Sedated and just 30 minutes from the death chamber 'mentally disabled' man Warren Hill gets dramatic stay of execution
Warren Hill was due to be executed by lethal injection in Georgia despite a ban on the state killing people with mental disabilities
ROB WILLIAMS|WEDNESDAY 20 FEBRUARY 2013
Warren Hill, a mentally disabled prisoner in the US, has been dramatically spared the death chamber just 30 minutes before he was due to be executed, it emerged today.
Hill was due to be executed by lethal injection in Georgia despite a ban on the state killing people with mental disabilities.
The Supreme Court ruled against the execution of prisoners with mental disabilities in 2002, but left each state with the authority to determine what constitutes mental disability.
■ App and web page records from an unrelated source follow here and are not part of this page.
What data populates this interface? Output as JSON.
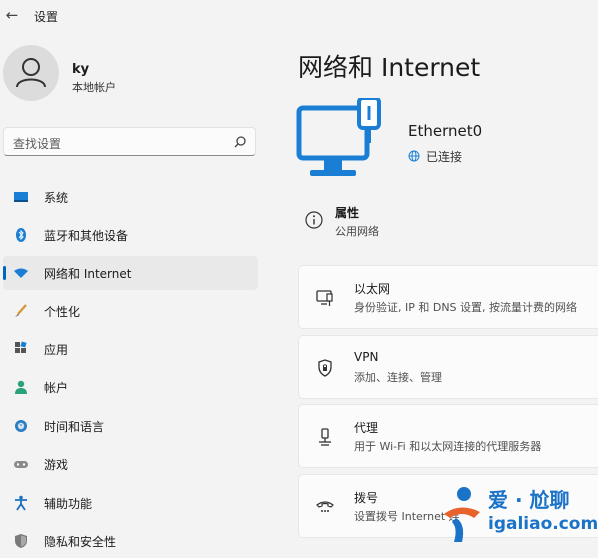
{
  "titlebar": {
    "back_glyph": "←",
    "title": "设置"
  },
  "user": {
    "name": "ky",
    "account_type": "本地帐户"
  },
  "search": {
    "placeholder": "查找设置"
  },
  "sidebar": {
    "items": [
      {
        "label": "系统",
        "icon": "system-icon"
      },
      {
        "label": "蓝牙和其他设备",
        "icon": "bluetooth-icon"
      },
      {
        "label": "网络和 Internet",
        "icon": "network-icon",
        "selected": true
      },
      {
        "label": "个性化",
        "icon": "brush-icon"
      },
      {
        "label": "应用",
        "icon": "apps-icon"
      },
      {
        "label": "帐户",
        "icon": "account-icon"
      },
      {
        "label": "时间和语言",
        "icon": "time-language-icon"
      },
      {
        "label": "游戏",
        "icon": "gamepad-icon"
      },
      {
        "label": "辅助功能",
        "icon": "accessibility-icon"
      },
      {
        "label": "隐私和安全性",
        "icon": "shield-icon"
      }
    ]
  },
  "main": {
    "title": "网络和 Internet",
    "connection": {
      "name": "Ethernet0",
      "status": "已连接"
    },
    "properties": {
      "title": "属性",
      "subtitle": "公用网络"
    },
    "cards": [
      {
        "title": "以太网",
        "subtitle": "身份验证, IP 和 DNS 设置, 按流量计费的网络",
        "icon": "ethernet-icon"
      },
      {
        "title": "VPN",
        "subtitle": "添加、连接、管理",
        "icon": "vpn-shield-icon"
      },
      {
        "title": "代理",
        "subtitle": "用于 Wi-Fi 和以太网连接的代理服务器",
        "icon": "proxy-icon"
      },
      {
        "title": "拨号",
        "subtitle": "设置拨号 Internet 连",
        "icon": "dialup-icon"
      }
    ]
  },
  "watermark": {
    "line1": "爱 · 尬聊",
    "line2": "igaliao.com"
  },
  "colors": {
    "accent": "#0067c0",
    "monitor_blue": "#1a7fd4",
    "watermark_blue": "#1a73c8"
  }
}
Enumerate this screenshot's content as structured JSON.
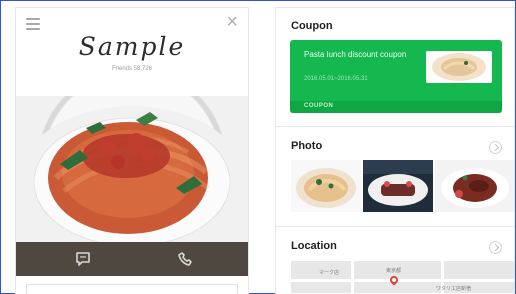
{
  "left": {
    "title": "Sample",
    "friends": "Friends 58,726"
  },
  "right": {
    "coupon": {
      "title": "Coupon",
      "text": "Pasta lunch discount coupon",
      "dates": "2016.05.01~2016.05.31",
      "footer": "COUPON"
    },
    "photo": {
      "title": "Photo"
    },
    "location": {
      "title": "Location",
      "labels": [
        "マーク店",
        "東京都",
        "ワタリエ店新宿"
      ]
    }
  },
  "colors": {
    "coupon_green": "#14b84f",
    "coupon_footer": "#0fa743",
    "action_bar": "#4f4841",
    "frame_blue": "#2d57c6"
  },
  "icons": {
    "menu": "hamburger-menu-icon",
    "close": "close-icon",
    "chat": "chat-icon",
    "phone": "phone-icon",
    "chevron": "chevron-right-icon",
    "pin": "map-pin-icon"
  }
}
His death sentence has drawn protests from activists and mental health advocates who claim the case is a miscarriage of justice.
According to reports Warren Hill had already been given the oral sedative of Ativan to help calm himself for the gurney when he was told of the stay of execution last night.
The 11th US Circuit Court of Appeals granted the stay of execution as Warren Lee Hill was being prepared for lethal injection.
In a 2-1 decision, a panel of the US appeals court said further review is needed of recent affidavits by doctors who changed their minds about Hill's mental capacity.
"In other words, all of the experts — both the State's and the petitioner's — now appear to be in agreement that Hill is in fact mentally retarded," judges in the majority wrote in their order.
Earlier in the day, the state parole board, the Supreme Court of Georgia and the US Supreme Court had all declined to stop the execution.
Hill was sentenced to death for the 1990 beating death of fellow inmate Joseph Handspike.
Authorities say he used a board studded with nails to bludgeon Handspike while he slept and other prisoners pleaded with Hill to stop. At the time Hill was already serving a life sentence for murder in the 1986 slaying of his girlfriend, Myra Wright, who had been shot 11 times.
Hill has received support from various activists and from former President Jimmy Carter and his wife Rosalynn.
"Georgia should not violate its own prohibition against executing individuals with serious diminished capacity," President Carter said in a statement.
Hill's lawyers argue that he is mentally disabled and therefore shouldn't be executed. The state maintains that the defense failed to meet its burden of proving beyond a reasonable doubt that Hill is mentally disabled.
Death penalty defendants in Georgia have to prove they are mentally disabled beyond a reasonable doubt to avoid execution, the strictest standard in America. Hill's lawyers have said the high standard for proving mental disability is problematic because psychiatric diagnoses are subject to a degree of uncertainty that is virtually impossible to overcome. But Georgia's strict standard has repeatedly been upheld by state and federal courts.
Georgia passed a law in 1988 prohibiting the execution of mentally disabled death row inmates, and the US Supreme Court ruled in 2002 that the execution of mentally disabled offenders is unconstitutional.
Hill's lawyers last week released new sworn statements from the three doctors who examined Hill in 2000 and testified before the court that he was not mentally disabled. The doctors wrote in their new statements that they were rushed in their evaluation at the time, they have acquired additional experience and that there have been scientific developments in the intervening 12 years. All three reviewed facts and documents in the case and wrote that they now believe that Hill is mentally disabled.
The state questioned the credibility of the doctors' statements. These doctors met with Hill and reviewed extensive documentation in the case in 2000, but they haven't seen him since and didn't have significant new information in front of them during their recent review, the state argued. Therefore, it is not credible that they are able to refute the testimony they were so adamant about in 2000, the state argued.
The state has cited expert testimony and IQ tests that concluded Hill was not mentally disabled. Before trial, Hill's family members described him as "the leader of the family" and "a father figure," the state notes. He was not in special education classes and served in the Navy, where he received promotions, the state said.
The defense has referenced a state court judge's assessment that Hill was mentally disabled and a test that showed his IQ to be about 70. The defense also cited expert testimony that it is not unusual for someone who is mildly mentally disabled to be able to function at a satisfactory level in an environment as structured as the military. With the new statements from the three doctors last week, all doctors who examined him now agree that Hill is mentally disabled, Hill's defense argued.